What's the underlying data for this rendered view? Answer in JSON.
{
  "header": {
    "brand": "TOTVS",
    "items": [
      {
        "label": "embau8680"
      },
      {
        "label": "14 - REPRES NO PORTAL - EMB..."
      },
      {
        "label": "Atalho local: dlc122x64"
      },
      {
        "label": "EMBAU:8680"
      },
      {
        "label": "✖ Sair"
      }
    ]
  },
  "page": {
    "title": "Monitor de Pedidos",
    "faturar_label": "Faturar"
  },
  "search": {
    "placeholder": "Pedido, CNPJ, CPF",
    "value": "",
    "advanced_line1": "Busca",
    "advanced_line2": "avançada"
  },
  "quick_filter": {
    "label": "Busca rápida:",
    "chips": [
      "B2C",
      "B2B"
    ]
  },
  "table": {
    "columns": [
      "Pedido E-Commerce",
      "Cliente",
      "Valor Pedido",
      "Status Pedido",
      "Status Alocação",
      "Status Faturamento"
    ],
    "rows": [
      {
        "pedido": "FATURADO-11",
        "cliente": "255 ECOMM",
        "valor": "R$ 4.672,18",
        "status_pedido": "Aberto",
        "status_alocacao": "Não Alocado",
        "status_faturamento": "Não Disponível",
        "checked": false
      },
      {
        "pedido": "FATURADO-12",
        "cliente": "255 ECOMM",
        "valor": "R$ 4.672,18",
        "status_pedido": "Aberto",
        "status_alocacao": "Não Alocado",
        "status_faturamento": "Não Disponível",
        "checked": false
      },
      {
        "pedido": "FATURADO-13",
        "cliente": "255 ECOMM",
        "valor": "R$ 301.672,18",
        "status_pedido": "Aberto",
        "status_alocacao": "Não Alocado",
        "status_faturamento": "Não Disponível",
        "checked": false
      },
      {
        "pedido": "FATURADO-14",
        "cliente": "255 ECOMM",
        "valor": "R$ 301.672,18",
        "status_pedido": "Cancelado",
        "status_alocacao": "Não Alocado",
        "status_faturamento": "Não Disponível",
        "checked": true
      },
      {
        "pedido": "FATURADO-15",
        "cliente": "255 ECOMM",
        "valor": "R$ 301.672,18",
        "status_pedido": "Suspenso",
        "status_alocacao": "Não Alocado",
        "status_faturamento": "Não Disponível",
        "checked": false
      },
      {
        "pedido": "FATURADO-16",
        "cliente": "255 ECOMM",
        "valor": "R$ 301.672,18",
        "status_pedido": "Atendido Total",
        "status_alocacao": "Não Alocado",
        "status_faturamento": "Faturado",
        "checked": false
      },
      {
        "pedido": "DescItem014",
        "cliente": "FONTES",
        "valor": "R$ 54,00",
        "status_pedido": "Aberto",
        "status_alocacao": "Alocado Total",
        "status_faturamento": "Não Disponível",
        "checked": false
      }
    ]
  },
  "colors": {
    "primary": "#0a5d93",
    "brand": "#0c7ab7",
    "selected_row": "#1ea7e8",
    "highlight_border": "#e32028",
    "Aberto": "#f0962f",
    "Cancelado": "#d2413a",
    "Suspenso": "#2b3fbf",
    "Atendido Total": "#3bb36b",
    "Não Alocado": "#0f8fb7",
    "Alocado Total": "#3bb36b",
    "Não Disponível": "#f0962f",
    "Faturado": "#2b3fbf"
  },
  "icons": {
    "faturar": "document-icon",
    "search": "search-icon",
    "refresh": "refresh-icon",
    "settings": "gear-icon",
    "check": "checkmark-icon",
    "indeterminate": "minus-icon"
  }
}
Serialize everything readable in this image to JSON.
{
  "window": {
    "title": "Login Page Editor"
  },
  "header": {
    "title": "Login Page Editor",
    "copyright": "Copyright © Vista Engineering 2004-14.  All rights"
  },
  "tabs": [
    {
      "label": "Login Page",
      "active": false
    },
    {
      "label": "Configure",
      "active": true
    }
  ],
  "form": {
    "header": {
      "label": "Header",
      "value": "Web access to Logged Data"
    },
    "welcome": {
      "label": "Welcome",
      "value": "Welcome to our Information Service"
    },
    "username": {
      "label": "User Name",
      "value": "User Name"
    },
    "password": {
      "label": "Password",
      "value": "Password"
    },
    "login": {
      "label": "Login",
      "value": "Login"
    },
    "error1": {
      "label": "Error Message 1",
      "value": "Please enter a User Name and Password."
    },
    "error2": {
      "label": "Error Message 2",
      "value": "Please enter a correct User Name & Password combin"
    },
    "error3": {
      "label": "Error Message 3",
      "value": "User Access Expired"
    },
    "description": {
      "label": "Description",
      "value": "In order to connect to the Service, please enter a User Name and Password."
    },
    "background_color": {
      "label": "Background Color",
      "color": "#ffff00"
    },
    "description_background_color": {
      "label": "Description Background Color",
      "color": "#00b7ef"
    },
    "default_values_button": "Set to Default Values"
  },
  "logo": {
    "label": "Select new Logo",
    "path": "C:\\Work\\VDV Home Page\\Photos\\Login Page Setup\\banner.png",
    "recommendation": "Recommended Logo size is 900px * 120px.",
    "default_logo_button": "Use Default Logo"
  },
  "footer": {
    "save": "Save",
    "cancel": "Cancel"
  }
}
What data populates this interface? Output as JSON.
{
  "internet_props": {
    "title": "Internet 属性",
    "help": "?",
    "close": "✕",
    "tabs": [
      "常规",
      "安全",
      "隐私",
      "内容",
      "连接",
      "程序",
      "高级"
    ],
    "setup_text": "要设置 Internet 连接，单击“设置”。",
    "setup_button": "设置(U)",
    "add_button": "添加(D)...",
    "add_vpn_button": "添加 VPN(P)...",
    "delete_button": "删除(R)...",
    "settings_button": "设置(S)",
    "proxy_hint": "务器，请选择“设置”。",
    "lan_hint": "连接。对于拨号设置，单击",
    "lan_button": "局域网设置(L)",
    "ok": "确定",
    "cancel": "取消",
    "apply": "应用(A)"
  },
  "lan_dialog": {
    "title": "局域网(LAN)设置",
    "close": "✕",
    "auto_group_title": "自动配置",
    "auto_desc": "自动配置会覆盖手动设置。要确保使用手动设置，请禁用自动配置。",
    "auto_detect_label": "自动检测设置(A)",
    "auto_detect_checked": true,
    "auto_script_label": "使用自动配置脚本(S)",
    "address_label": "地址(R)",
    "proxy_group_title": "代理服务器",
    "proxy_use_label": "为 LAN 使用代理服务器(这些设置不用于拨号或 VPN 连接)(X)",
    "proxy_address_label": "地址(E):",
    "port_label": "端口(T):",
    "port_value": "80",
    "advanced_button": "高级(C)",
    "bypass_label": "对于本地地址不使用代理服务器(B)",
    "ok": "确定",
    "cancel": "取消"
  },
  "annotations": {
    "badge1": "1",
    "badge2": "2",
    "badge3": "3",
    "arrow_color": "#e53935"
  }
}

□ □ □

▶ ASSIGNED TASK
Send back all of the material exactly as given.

▶ OUTPUT OF THE EXERCISE
What's the underlying data for this rendered view? Answer in JSON.
{
  "header": {
    "brand": "TOTVS",
    "items": [
      {
        "label": "embau8680"
      },
      {
        "label": "14 - REPRES NO PORTAL - EMB..."
      },
      {
        "label": "Atalho local: dlc122x64"
      },
      {
        "label": "EMBAU:8680"
      },
      {
        "label": "✖ Sair"
      }
    ]
  },
  "page": {
    "title": "Monitor de Pedidos",
    "faturar_label": "Faturar"
  },
  "search": {
    "placeholder": "Pedido, CNPJ, CPF",
    "value": "",
    "advanced_line1": "Busca",
    "advanced_line2": "avançada"
  },
  "quick_filter": {
    "label": "Busca rápida:",
    "chips": [
      "B2C",
      "B2B"
    ]
  },
  "table": {
    "columns": [
      "Pedido E-Commerce",
      "Cliente",
      "Valor Pedido",
      "Status Pedido",
      "Status Alocação",
      "Status Faturamento"
    ],
    "rows": [
      {
        "pedido": "FATURADO-11",
        "cliente": "255 ECOMM",
        "valor": "R$ 4.672,18",
        "status_pedido": "Aberto",
        "status_alocacao": "Não Alocado",
        "status_faturamento": "Não Disponível",
        "checked": false
      },
      {
        "pedido": "FATURADO-12",
        "cliente": "255 ECOMM",
        "valor": "R$ 4.672,18",
        "status_pedido": "Aberto",
        "status_alocacao": "Não Alocado",
        "status_faturamento": "Não Disponível",
        "checked": false
      },
      {
        "pedido": "FATURADO-13",
        "cliente": "255 ECOMM",
        "valor": "R$ 301.672,18",
        "status_pedido": "Aberto",
        "status_alocacao": "Não Alocado",
        "status_faturamento": "Não Disponível",
        "checked": false
      },
      {
        "pedido": "FATURADO-14",
        "cliente": "255 ECOMM",
        "valor": "R$ 301.672,18",
        "status_pedido": "Cancelado",
        "status_alocacao": "Não Alocado",
        "status_faturamento": "Não Disponível",
        "checked": true
      },
      {
        "pedido": "FATURADO-15",
        "cliente": "255 ECOMM",
        "valor": "R$ 301.672,18",
        "status_pedido": "Suspenso",
        "status_alocacao": "Não Alocado",
        "status_faturamento": "Não Disponível",
        "checked": false
      },
      {
        "pedido": "FATURADO-16",
        "cliente": "255 ECOMM",
        "valor": "R$ 301.672,18",
        "status_pedido": "Atendido Total",
        "status_alocacao": "Não Alocado",
        "status_faturamento": "Faturado",
        "checked": false
      },
      {
        "pedido": "DescItem014",
        "cliente": "FONTES",
        "valor": "R$ 54,00",
        "status_pedido": "Aberto",
        "status_alocacao": "Alocado Total",
        "status_faturamento": "Não Disponível",
        "checked": false
      }
    ]
  },
  "colors": {
    "primary": "#0a5d93",
    "brand": "#0c7ab7",
    "selected_row": "#1ea7e8",
    "highlight_border": "#e32028",
    "Aberto": "#f0962f",
    "Cancelado": "#d2413a",
    "Suspenso": "#2b3fbf",
    "Atendido Total": "#3bb36b",
    "Não Alocado": "#0f8fb7",
    "Alocado Total": "#3bb36b",
    "Não Disponível": "#f0962f",
    "Faturado": "#2b3fbf"
  },
  "icons": {
    "faturar": "document-icon",
    "search": "search-icon",
    "refresh": "refresh-icon",
    "settings": "gear-icon",
    "check": "checkmark-icon",
    "indeterminate": "minus-icon"
  }
}
Serialize everything readable in this image to JSON.
{
  "window": {
    "title": "Login Page Editor"
  },
  "header": {
    "title": "Login Page Editor",
    "copyright": "Copyright © Vista Engineering 2004-14.  All rights"
  },
  "tabs": [
    {
      "label": "Login Page",
      "active": false
    },
    {
      "label": "Configure",
      "active": true
    }
  ],
  "form": {
    "header": {
      "label": "Header",
      "value": "Web access to Logged Data"
    },
    "welcome": {
      "label": "Welcome",
      "value": "Welcome to our Information Service"
    },
    "username": {
      "label": "User Name",
      "value": "User Name"
    },
    "password": {
      "label": "Password",
      "value": "Password"
    },
    "login": {
      "label": "Login",
      "value": "Login"
    },
    "error1": {
      "label": "Error Message 1",
      "value": "Please enter a User Name and Password."
    },
    "error2": {
      "label": "Error Message 2",
      "value": "Please enter a correct User Name & Password combin"
    },
    "error3": {
      "label": "Error Message 3",
      "value": "User Access Expired"
    },
    "description": {
      "label": "Description",
      "value": "In order to connect to the Service, please enter a User Name and Password."
    },
    "background_color": {
      "label": "Background Color",
      "color": "#ffff00"
    },
    "description_background_color": {
      "label": "Description Background Color",
      "color": "#00b7ef"
    },
    "default_values_button": "Set to Default Values"
  },
  "logo": {
    "label": "Select new Logo",
    "path": "C:\\Work\\VDV Home Page\\Photos\\Login Page Setup\\banner.png",
    "recommendation": "Recommended Logo size is 900px * 120px.",
    "default_logo_button": "Use Default Logo"
  },
  "footer": {
    "save": "Save",
    "cancel": "Cancel"
  }
}
What data populates this interface? Output as JSON.
{
  "internet_props": {
    "title": "Internet 属性",
    "help": "?",
    "close": "✕",
    "tabs": [
      "常规",
      "安全",
      "隐私",
      "内容",
      "连接",
      "程序",
      "高级"
    ],
    "setup_text": "要设置 Internet 连接，单击“设置”。",
    "setup_button": "设置(U)",
    "add_button": "添加(D)...",
    "add_vpn_button": "添加 VPN(P)...",
    "delete_button": "删除(R)...",
    "settings_button": "设置(S)",
    "proxy_hint": "务器，请选择“设置”。",
    "lan_hint": "连接。对于拨号设置，单击",
    "lan_button": "局域网设置(L)",
    "ok": "确定",
    "cancel": "取消",
    "apply": "应用(A)"
  },
  "lan_dialog": {
    "title": "局域网(LAN)设置",
    "close": "✕",
    "auto_group_title": "自动配置",
    "auto_desc": "自动配置会覆盖手动设置。要确保使用手动设置，请禁用自动配置。",
    "auto_detect_label": "自动检测设置(A)",
    "auto_detect_checked": true,
    "auto_script_label": "使用自动配置脚本(S)",
    "address_label": "地址(R)",
    "proxy_group_title": "代理服务器",
    "proxy_use_label": "为 LAN 使用代理服务器(这些设置不用于拨号或 VPN 连接)(X)",
    "proxy_address_label": "地址(E):",
    "port_label": "端口(T):",
    "port_value": "80",
    "advanced_button": "高级(C)",
    "bypass_label": "对于本地地址不使用代理服务器(B)",
    "ok": "确定",
    "cancel": "取消"
  },
  "annotations": {
    "badge1": "1",
    "badge2": "2",
    "badge3": "3",
    "arrow_color": "#e53935"
  }
}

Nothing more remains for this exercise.